The Orphan's Tale
For me, the hallmark of a good book is a desperate desire to reach the end. The Orphan’s Tale was a very good book and I became deeply invested in finding out how it would conclude.
When Noa’s family finds out that the German soldier who had been lodging with them had seduced her and left her pregnant, they throw her out. Young and essentially penniless, she makes her way to a Lebensborn home and gives birth to a dark haired, dark eyed boy. She is stunned; a Dutch beauty with porcelain skin, platinum hair and sky blue eyes it seems unreal that she and an Aryan soldier would have such a child. It also doesn’t matter. While Noa immediately loves the child and wants to keep it, the baby is snatched from her arms and a few short days later Noa is put out of the home, left to fend for herself.
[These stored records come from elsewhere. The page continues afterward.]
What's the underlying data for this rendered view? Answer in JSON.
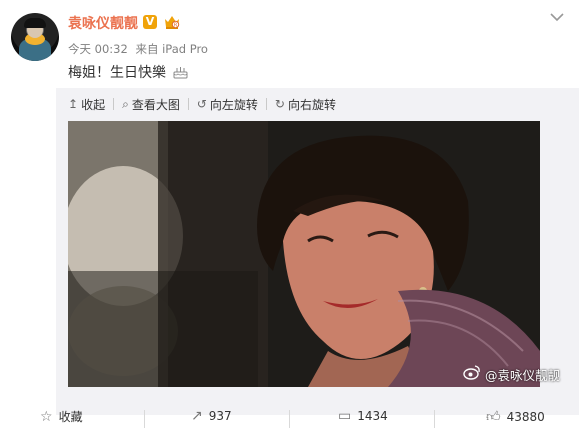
{
  "post": {
    "username": "袁咏仪靓靓",
    "verified_badge": "V",
    "time": "今天 00:32",
    "source": "来自 iPad Pro",
    "text": "梅姐！生日快樂"
  },
  "image_toolbar": {
    "collapse": "收起",
    "view_large": "查看大图",
    "rotate_left": "向左旋转",
    "rotate_right": "向右旋转"
  },
  "photo": {
    "watermark": "@袁咏仪靓靓"
  },
  "actions": {
    "favorite": "收藏",
    "repost_count": "937",
    "comment_count": "1434",
    "like_count": "43880"
  },
  "colors": {
    "username": "#eb7350",
    "badge": "#f0a30a",
    "toolbar_bg": "#f2f2f5"
  }
}
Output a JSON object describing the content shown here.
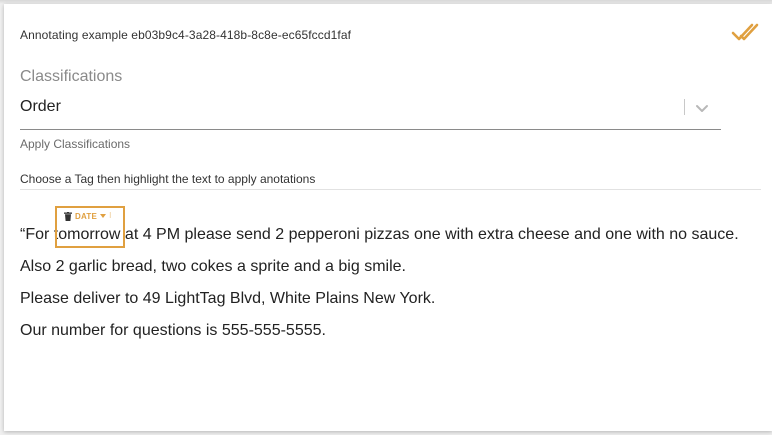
{
  "header": {
    "title": "Annotating example eb03b9c4-3a28-418b-8c8e-ec65fccd1faf",
    "done_icon": "double-check-icon"
  },
  "classifications": {
    "label": "Classifications",
    "selected": "Order",
    "apply_label": "Apply Classifications"
  },
  "instruction": "Choose a Tag then highlight the text to apply anotations",
  "annotation": {
    "tag": "DATE",
    "more": "⁝",
    "text": "tomorrow",
    "color": "#e0a040"
  },
  "text": {
    "line1_prefix": "“For ",
    "line1_suffix": " at 4 PM please send 2 pepperoni pizzas one with extra cheese and one with no sauce.",
    "line2": "Also 2 garlic bread, two cokes a sprite and a big smile.",
    "line3": "Please deliver to 49 LightTag Blvd, White Plains New York.",
    "line4": "Our number for questions is 555-555-5555."
  },
  "colors": {
    "accent": "#e0a040",
    "muted": "#8a8a8a"
  }
}
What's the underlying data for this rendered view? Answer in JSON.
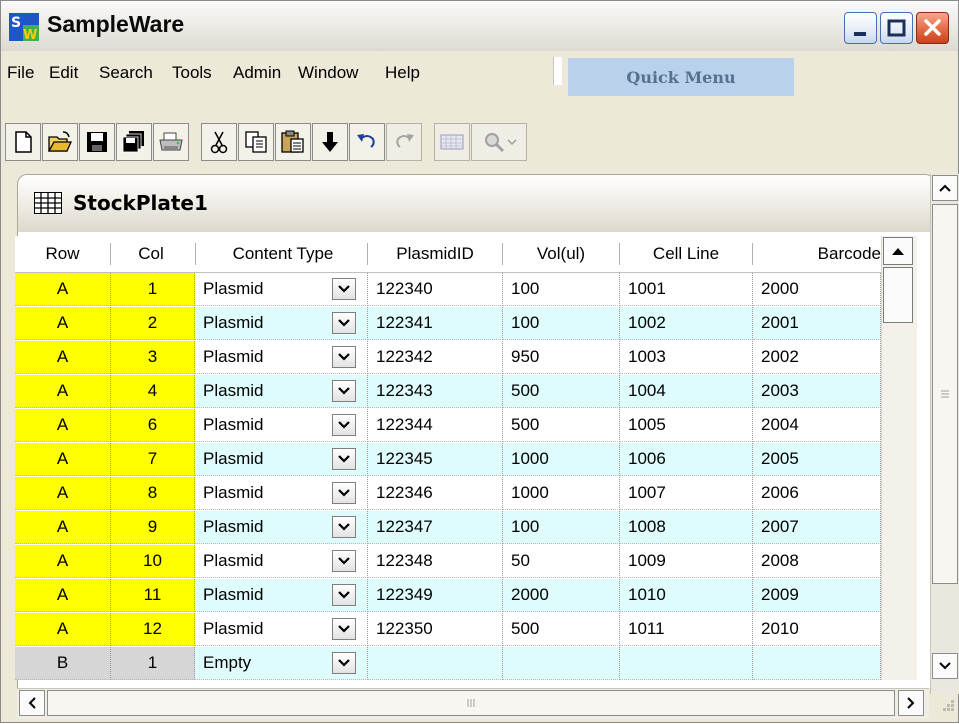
{
  "app": {
    "logo_text": "SW",
    "title": "SampleWare"
  },
  "menu": {
    "items": [
      "File",
      "Edit",
      "Search",
      "Tools",
      "Admin",
      "Window",
      "Help"
    ],
    "quick_menu": "Quick Menu"
  },
  "toolbar": {
    "icons": [
      "new-file",
      "open-folder",
      "save",
      "save-all",
      "print",
      "cut",
      "copy",
      "paste",
      "move-down",
      "undo",
      "redo",
      "grid-view",
      "search-dropdown"
    ]
  },
  "child_window": {
    "title": "StockPlate1"
  },
  "table": {
    "columns": [
      "Row",
      "Col",
      "Content Type",
      "PlasmidID",
      "Vol(ul)",
      "Cell Line",
      "Barcode"
    ],
    "rows": [
      {
        "row": "A",
        "col": "1",
        "type": "Plasmid",
        "plasmid": "122340",
        "vol": "100",
        "cell": "1001",
        "barcode": "2000"
      },
      {
        "row": "A",
        "col": "2",
        "type": "Plasmid",
        "plasmid": "122341",
        "vol": "100",
        "cell": "1002",
        "barcode": "2001"
      },
      {
        "row": "A",
        "col": "3",
        "type": "Plasmid",
        "plasmid": "122342",
        "vol": "950",
        "cell": "1003",
        "barcode": "2002"
      },
      {
        "row": "A",
        "col": "4",
        "type": "Plasmid",
        "plasmid": "122343",
        "vol": "500",
        "cell": "1004",
        "barcode": "2003"
      },
      {
        "row": "A",
        "col": "6",
        "type": "Plasmid",
        "plasmid": "122344",
        "vol": "500",
        "cell": "1005",
        "barcode": "2004"
      },
      {
        "row": "A",
        "col": "7",
        "type": "Plasmid",
        "plasmid": "122345",
        "vol": "1000",
        "cell": "1006",
        "barcode": "2005"
      },
      {
        "row": "A",
        "col": "8",
        "type": "Plasmid",
        "plasmid": "122346",
        "vol": "1000",
        "cell": "1007",
        "barcode": "2006"
      },
      {
        "row": "A",
        "col": "9",
        "type": "Plasmid",
        "plasmid": "122347",
        "vol": "100",
        "cell": "1008",
        "barcode": "2007"
      },
      {
        "row": "A",
        "col": "10",
        "type": "Plasmid",
        "plasmid": "122348",
        "vol": "50",
        "cell": "1009",
        "barcode": "2008"
      },
      {
        "row": "A",
        "col": "11",
        "type": "Plasmid",
        "plasmid": "122349",
        "vol": "2000",
        "cell": "1010",
        "barcode": "2009"
      },
      {
        "row": "A",
        "col": "12",
        "type": "Plasmid",
        "plasmid": "122350",
        "vol": "500",
        "cell": "1011",
        "barcode": "2010"
      },
      {
        "row": "B",
        "col": "1",
        "type": "Empty",
        "plasmid": "",
        "vol": "",
        "cell": "",
        "barcode": ""
      }
    ]
  },
  "colors": {
    "row_highlight": "#ffff00",
    "row_empty": "#d6d6d6",
    "even_row": "#ffffff",
    "odd_row": "#dffcfc",
    "quick_menu_bg": "#b9d1ea"
  }
}
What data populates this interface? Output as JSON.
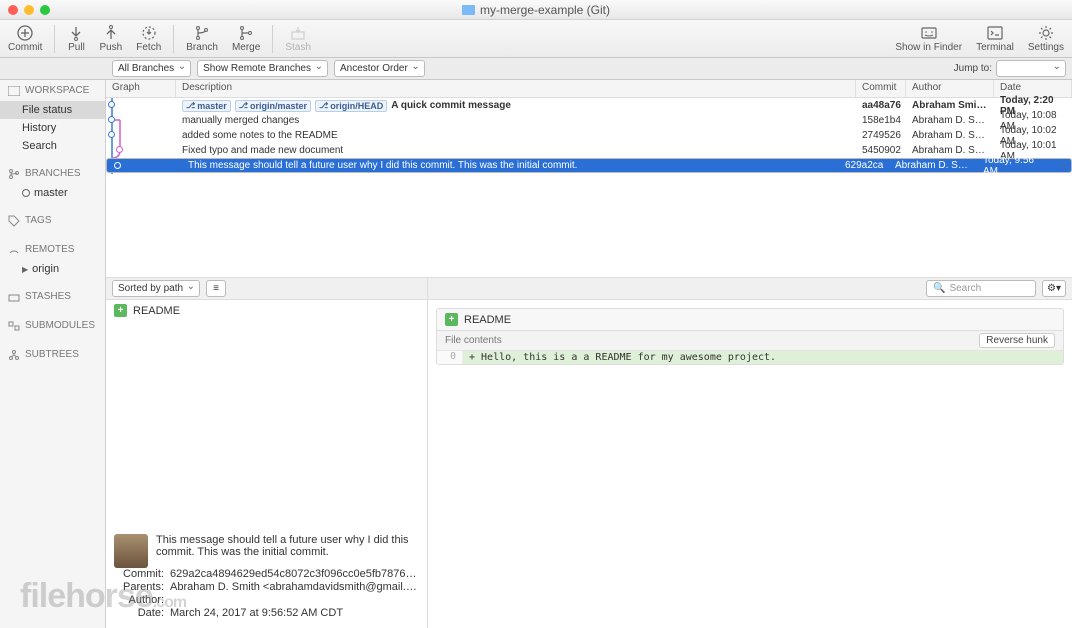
{
  "window": {
    "title": "my-merge-example (Git)"
  },
  "toolbar": {
    "commit": "Commit",
    "pull": "Pull",
    "push": "Push",
    "fetch": "Fetch",
    "branch": "Branch",
    "merge": "Merge",
    "stash": "Stash",
    "show_in_finder": "Show in Finder",
    "terminal": "Terminal",
    "settings": "Settings"
  },
  "filters": {
    "branches": "All Branches",
    "remote": "Show Remote Branches",
    "order": "Ancestor Order",
    "jumpto_label": "Jump to:"
  },
  "sidebar": {
    "workspace": {
      "label": "WORKSPACE",
      "items": [
        "File status",
        "History",
        "Search"
      ]
    },
    "branches": {
      "label": "BRANCHES",
      "items": [
        "master"
      ]
    },
    "tags": {
      "label": "TAGS"
    },
    "remotes": {
      "label": "REMOTES",
      "items": [
        "origin"
      ]
    },
    "stashes": {
      "label": "STASHES"
    },
    "submodules": {
      "label": "SUBMODULES"
    },
    "subtrees": {
      "label": "SUBTREES"
    }
  },
  "commit_columns": {
    "graph": "Graph",
    "description": "Description",
    "commit": "Commit",
    "author": "Author",
    "date": "Date"
  },
  "commits": [
    {
      "tags": [
        "master",
        "origin/master",
        "origin/HEAD"
      ],
      "desc": "A quick commit message",
      "hash": "aa48a76",
      "author": "Abraham Smith <…",
      "date": "Today, 2:20 PM",
      "bold": true
    },
    {
      "tags": [],
      "desc": "manually merged changes",
      "hash": "158e1b4",
      "author": "Abraham D. Smith…",
      "date": "Today, 10:08 AM"
    },
    {
      "tags": [],
      "desc": "added some notes to the README",
      "hash": "2749526",
      "author": "Abraham D. Smith…",
      "date": "Today, 10:02 AM"
    },
    {
      "tags": [],
      "desc": "Fixed typo and made new document",
      "hash": "5450902",
      "author": "Abraham D. Smith…",
      "date": "Today, 10:01 AM"
    },
    {
      "tags": [],
      "desc": "This message should tell a future user why I did this commit. This was the initial commit.",
      "hash": "629a2ca",
      "author": "Abraham D. Smith…",
      "date": "Today, 9:56 AM",
      "selected": true
    }
  ],
  "sort": {
    "label": "Sorted by path"
  },
  "files": [
    {
      "name": "README",
      "status": "added"
    }
  ],
  "detail": {
    "message": "This message should tell a future user why I did this commit. This was the initial commit.",
    "commit_label": "Commit:",
    "commit": "629a2ca4894629ed54c8072c3f096cc0e5fb7876…",
    "parents_label": "Parents:",
    "parents": "Abraham D. Smith <abrahamdavidsmith@gmail.…",
    "author_label": "Author:",
    "author": "",
    "date_label": "Date:",
    "date": "March 24, 2017 at 9:56:52 AM CDT"
  },
  "diff": {
    "search_placeholder": "Search",
    "file": "README",
    "hunk_label": "File contents",
    "reverse_label": "Reverse hunk",
    "lines": [
      {
        "num": "0",
        "text": "+ Hello, this is a a README for my awesome project.",
        "type": "add"
      }
    ]
  },
  "watermark": "filehorse",
  "watermark_suffix": ".com"
}
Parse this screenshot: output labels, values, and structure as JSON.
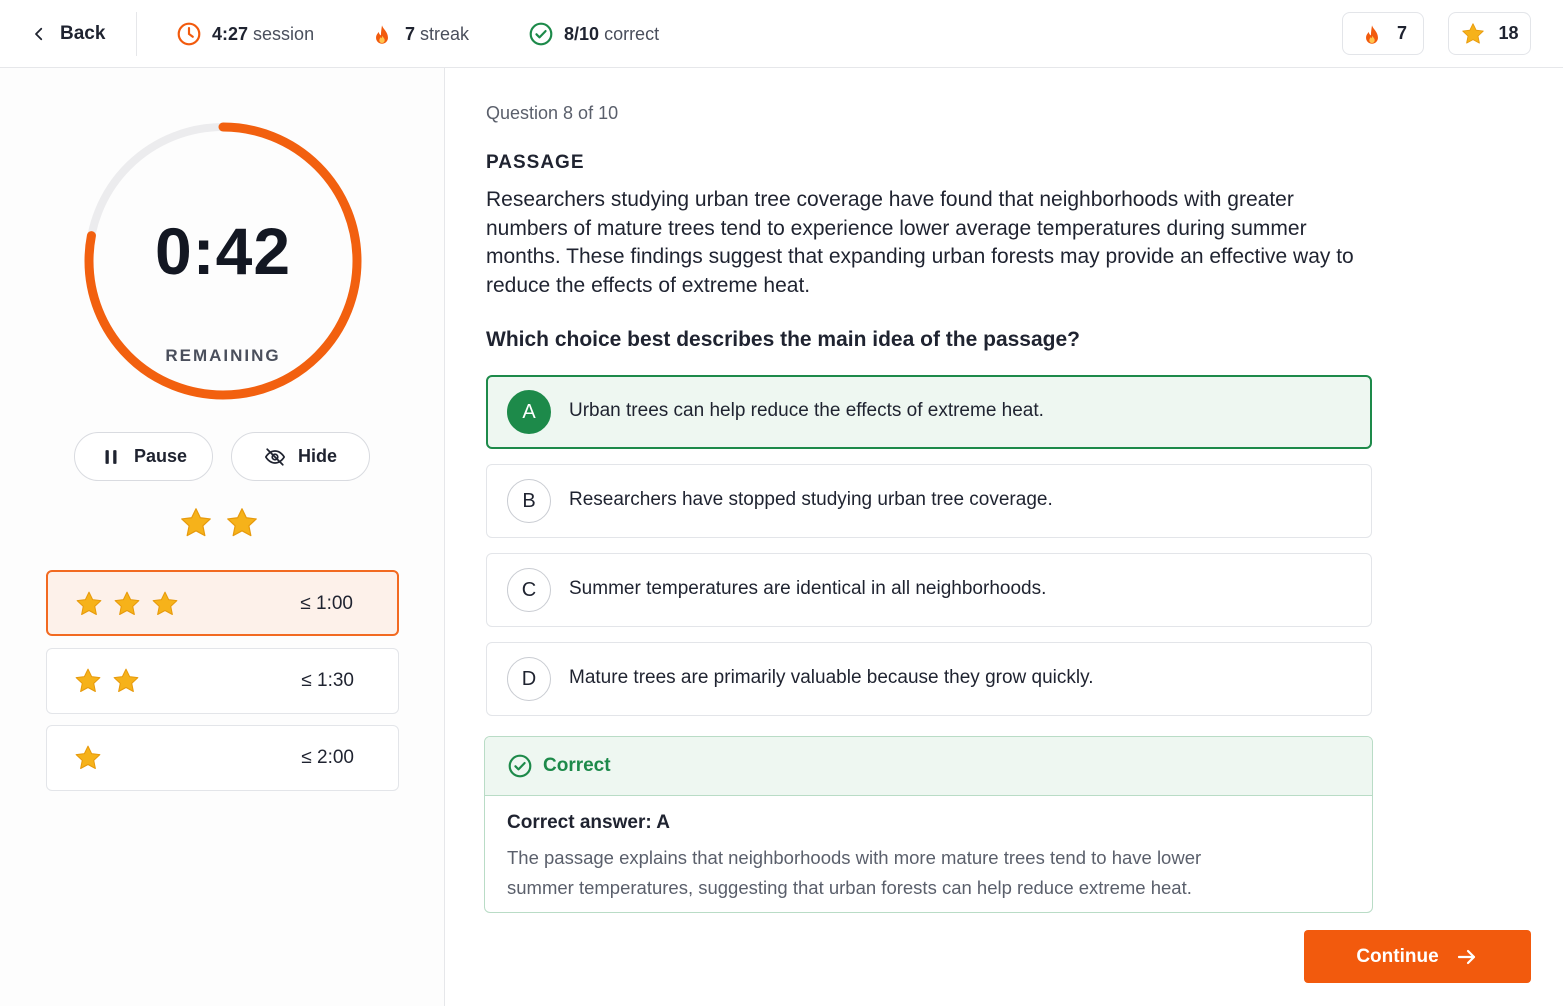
{
  "header": {
    "back_label": "Back",
    "session_time": "4:27",
    "session_label": "session",
    "streak_value": "7",
    "streak_label": "streak",
    "correct_value": "8/10",
    "correct_label": "correct",
    "fire_count": "7",
    "star_count": "18"
  },
  "timer": {
    "value": "0:42",
    "label": "REMAINING",
    "remaining_fraction": 0.78,
    "pause_label": "Pause",
    "hide_label": "Hide",
    "earned_stars": 2
  },
  "tiers": [
    {
      "stars": 3,
      "time": "≤ 1:00",
      "active": true
    },
    {
      "stars": 2,
      "time": "≤ 1:30",
      "active": false
    },
    {
      "stars": 1,
      "time": "≤ 2:00",
      "active": false
    }
  ],
  "question": {
    "counter": "Question 8 of 10",
    "passage_heading": "PASSAGE",
    "passage": "Researchers studying urban tree coverage have found that neighborhoods with greater numbers of mature trees tend to experience lower average temperatures during summer months. These findings suggest that expanding urban forests may provide an effective way to reduce the effects of extreme heat.",
    "prompt": "Which choice best describes the main idea of the passage?",
    "options": [
      {
        "letter": "A",
        "text": "Urban trees can help reduce the effects of extreme heat.",
        "selected": true
      },
      {
        "letter": "B",
        "text": "Researchers have stopped studying urban tree coverage.",
        "selected": false
      },
      {
        "letter": "C",
        "text": "Summer temperatures are identical in all neighborhoods.",
        "selected": false
      },
      {
        "letter": "D",
        "text": "Mature trees are primarily valuable because they grow quickly.",
        "selected": false
      }
    ]
  },
  "feedback": {
    "status": "Correct",
    "answer": "Correct answer: A",
    "explanation": "The passage explains that neighborhoods with more mature trees tend to have lower summer temperatures, suggesting that urban forests can help reduce extreme heat."
  },
  "continue_label": "Continue",
  "colors": {
    "accent": "#f25a0d",
    "correct": "#1d8a4a",
    "star": "#f6b21a"
  }
}
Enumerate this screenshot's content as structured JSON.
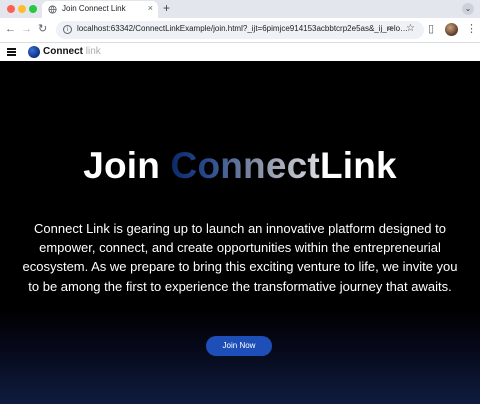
{
  "browser": {
    "tab_title": "Join Connect Link",
    "new_tab_label": "+",
    "tab_close": "×",
    "url": "localhost:63342/ConnectLinkExample/join.html?_ijt=6pimjce914153acbbtcrp2e5as&_ij_relo…",
    "icons": [
      "back-icon",
      "forward-icon",
      "reload-icon",
      "info-icon",
      "zoom-icon",
      "star-icon",
      "sidebar-icon",
      "profile-avatar",
      "kebab-menu-icon"
    ]
  },
  "nav": {
    "logo_primary": "Connect",
    "logo_secondary": "link"
  },
  "hero": {
    "title_lead": "Join ",
    "title_accent": "Connect",
    "title_tail": "Link",
    "description": "Connect Link is gearing up to launch an innovative platform designed to empower, connect, and create opportunities within the entrepreneurial ecosystem. As we prepare to bring this exciting venture to life, we invite you to be among the first to experience the transformative journey that awaits.",
    "cta_label": "Join Now"
  },
  "colors": {
    "accent": "#1e4fb8",
    "hero_background": "#000000"
  }
}
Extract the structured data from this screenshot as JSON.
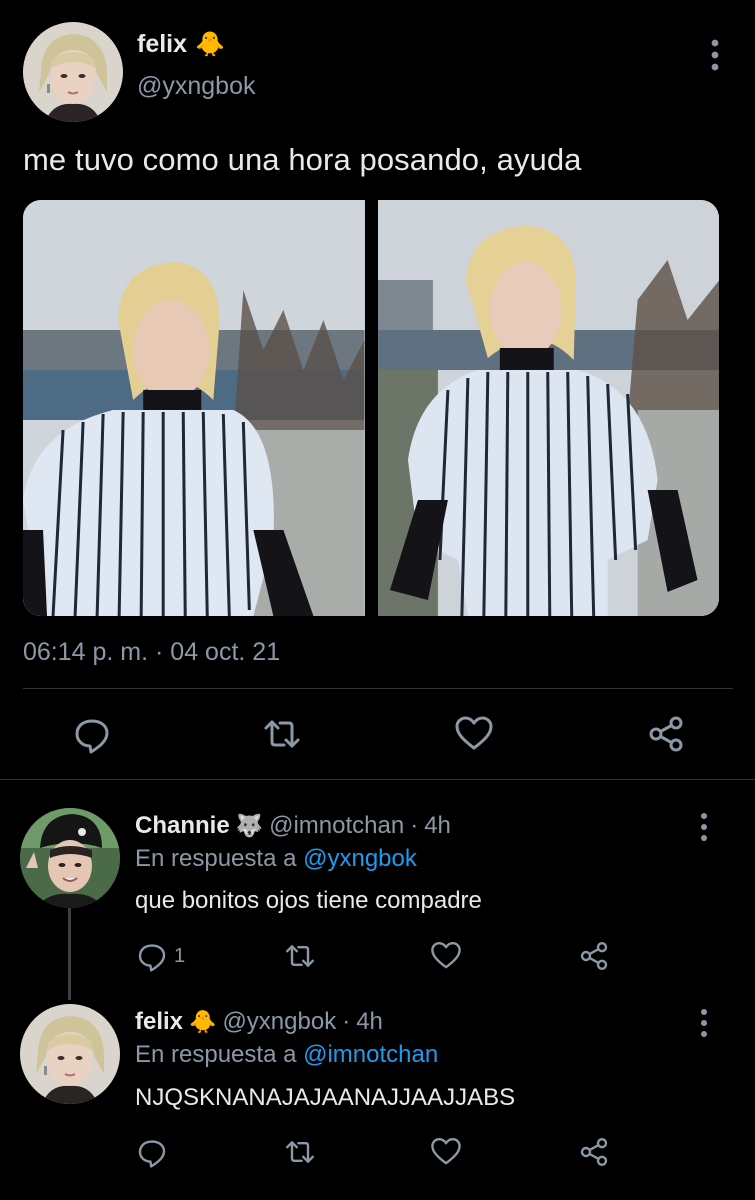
{
  "main_tweet": {
    "author_name": "felix",
    "author_emoji": "🐥",
    "author_handle": "@yxngbok",
    "text": "me tuvo como una hora posando, ayuda",
    "timestamp": "06:14 p. m. · 04 oct. 21",
    "actions": [
      "reply-icon",
      "retweet-icon",
      "like-icon",
      "share-icon"
    ]
  },
  "replies": [
    {
      "author_name": "Channie",
      "author_emoji": "🐺",
      "author_handle": "@imnotchan",
      "separator": "·",
      "time": "4h",
      "in_reply_prefix": "En respuesta a",
      "in_reply_to": "@yxngbok",
      "text": "que bonitos ojos tiene compadre",
      "reply_count": "1"
    },
    {
      "author_name": "felix",
      "author_emoji": "🐥",
      "author_handle": "@yxngbok",
      "separator": "·",
      "time": "4h",
      "in_reply_prefix": "En respuesta a",
      "in_reply_to": "@imnotchan",
      "text": "NJQSKNANAJAJAANAJJAAJJABS",
      "reply_count": ""
    }
  ],
  "colors": {
    "background": "#000000",
    "text": "#e7e9ea",
    "secondary": "#8b98a5",
    "accent": "#1d9bf0",
    "divider": "#2f3336"
  }
}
She does so by cleaning at a train station for a pittance, sleeping in a closet there when she isn’t working. One night while exhaustedly dragging a broom around the steps, she hears a strange sound coming from a railcar; what she finds when she investigates stuns her. Hundreds of babies have been left in the cold, in a ramshackle wooden box car. Most have already died, some are clearly just moments away from expiration but one young boy seems to have been spared the worst of it. Snatching him up, she races into the night before the guards can catch her. She and the child seem destined to die in the blizzard that aids their escape but a miracle happens: A circus clown finds them freezing in the woods and takes them back to the performer’s winter camp, where Noa and the newly christened Theo find a refuge from the war raging around them.
The title of the book is deceptive. This is not really a story about the orphan but about the two women who care for him: Noa, whose generous heart constantly leads her to sacrifice herself for others and Astrid, a Jewish trapeze artist who trains Noa to become a part of the circus. It’s an absolutely terrific account of female friendship, about survival in tough times and about the practical nature of love in war. What makes it especially heart-touchingly beautiful are the quiet, mesmerizing ordinary heroes who people its text. From Noa, who tries to save everyone she encounters to Peter, who defies the Nazi regime through subtle mockery, to Herr Neuhoff, who saves lives by hiding Jewish performers and workers in plain sight. I fell in love with all of them, worried endlessly about what their fates would be in such terrible circumstances and cried and celebrated with them as they lived and loved in the toughest of circumstances.
This isn’t the cheeriest tale but it does, ultimately, have a happy ending for some of the characters and is a reminder that a life well lived is more important than living a poor one for a long time. I am happy to recommend this novel to anyone who likes a good book.